She became driven to excel not only in acting but also behind the camera. “I started learning everything I could about making films,” Andrea says. Meanwhile, she developed her writing talents as the school’s press representative. She also became head of the school photography club.

While researching colleges that would ease the path to UCLA, Andrea learned that SMC ranked first in transfers to the University of California (UC) system. “SMC also has so many international students that it was not a matter of if I was going, but when,” she says.

Yet while SMC has an award-winning film production program, Andrea realized that preferred majoring in communications studies while embracing the college’s broader opportunities. One of her favorite classes was English 1, not just because it strengthened her language skills but also because of the supportive mentorship of Professor Erica Onugha. “The course impacted me so much, because she was the was the most respectful, caring and understanding professor I’ve ever met,” Andrea says.

Her other favorite class was Media 21, taught by Emmy nominee Roxanne Messina Captor. The course enabled Andrea to collaborate with classmates on a short documentary, “Love Is…,” that she directed, co-wrote and edited. The results so impressed Roxanne that she invited Andrea to work on the next semester’s film.

Full Calendar(s)

Andrea only declined the offer because her calendar at SMC is so full that she keeps three of them.
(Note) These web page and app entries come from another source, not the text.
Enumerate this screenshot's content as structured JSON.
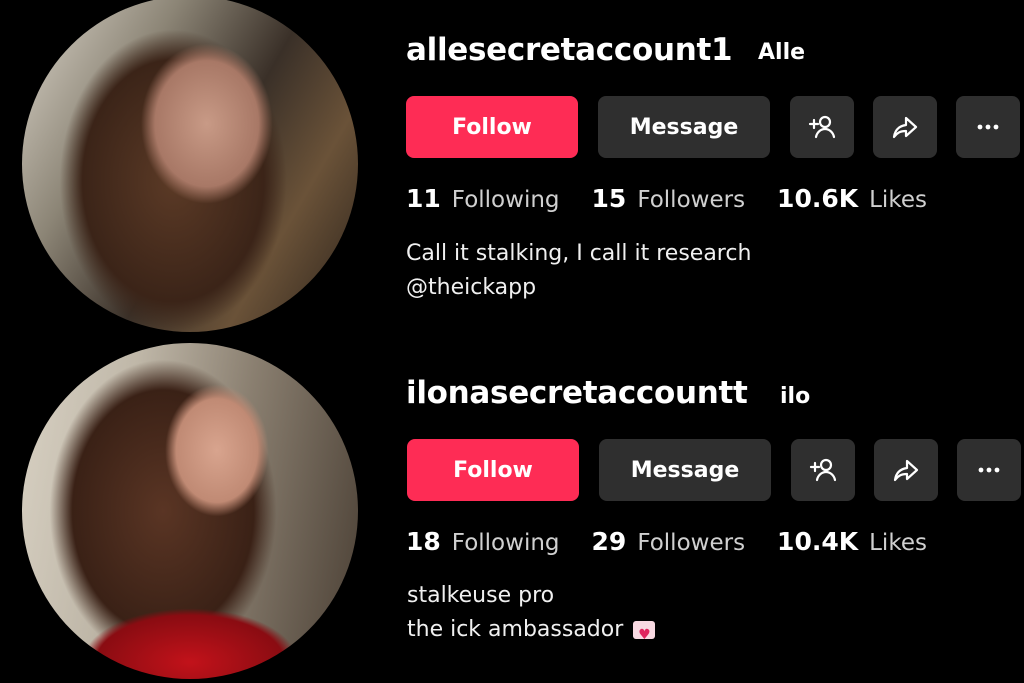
{
  "profiles": [
    {
      "username": "allesecretaccount1",
      "display_name": "Alle",
      "buttons": {
        "follow": "Follow",
        "message": "Message"
      },
      "icons": {
        "add_friend": "add-user-icon",
        "share": "share-icon",
        "more": "more-icon"
      },
      "stats": {
        "following_count": "11",
        "following_label": "Following",
        "followers_count": "15",
        "followers_label": "Followers",
        "likes_count": "10.6K",
        "likes_label": "Likes"
      },
      "bio": [
        "Call it stalking, I call it research",
        "@theickapp"
      ]
    },
    {
      "username": "ilonasecretaccountt",
      "display_name": "ilo",
      "buttons": {
        "follow": "Follow",
        "message": "Message"
      },
      "icons": {
        "add_friend": "add-user-icon",
        "share": "share-icon",
        "more": "more-icon"
      },
      "stats": {
        "following_count": "18",
        "following_label": "Following",
        "followers_count": "29",
        "followers_label": "Followers",
        "likes_count": "10.4K",
        "likes_label": "Likes"
      },
      "bio": [
        "stalkeuse pro",
        "the ick ambassador"
      ],
      "bio_emoji": "heart-letter-emoji"
    }
  ],
  "colors": {
    "follow_button": "#fe2c55",
    "secondary_button": "#2f2f2f",
    "background": "#000000"
  }
}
Besides her studies, she works three campus jobs: peer mentor at the International Education Center, peer navigator for first-year students and staffer at the Bodega, SMC’s free pantry for students facing food insecurity.

She also serves as president of the popular International Student Forum, helping fellow students from other countries bond as they adjust to academic and social life here. “It can be hard to find a way to connect international students with local students,” she says. “We offer fun events and a safe space for everyone.” This past October, for instance, nearly 60 members enjoyed Universal’s Halloween Horror Nights.

Andrea also keeps her busy schedule on track through an aggregation of almost 100 Google and Excel sheets. “The only way I can manage is by being organized,” she says.

After graduating from SMC, Andrea’s international status will allow her to complete up to a year of optional practical training in her chosen field before applying to UCLA. She plans to spend that year working in professional film production.

But Andrea says she will always appreciate the opportunities and experiences provided by SMC. “I am surrounded here by people with good, positive energy,” she says.

* * *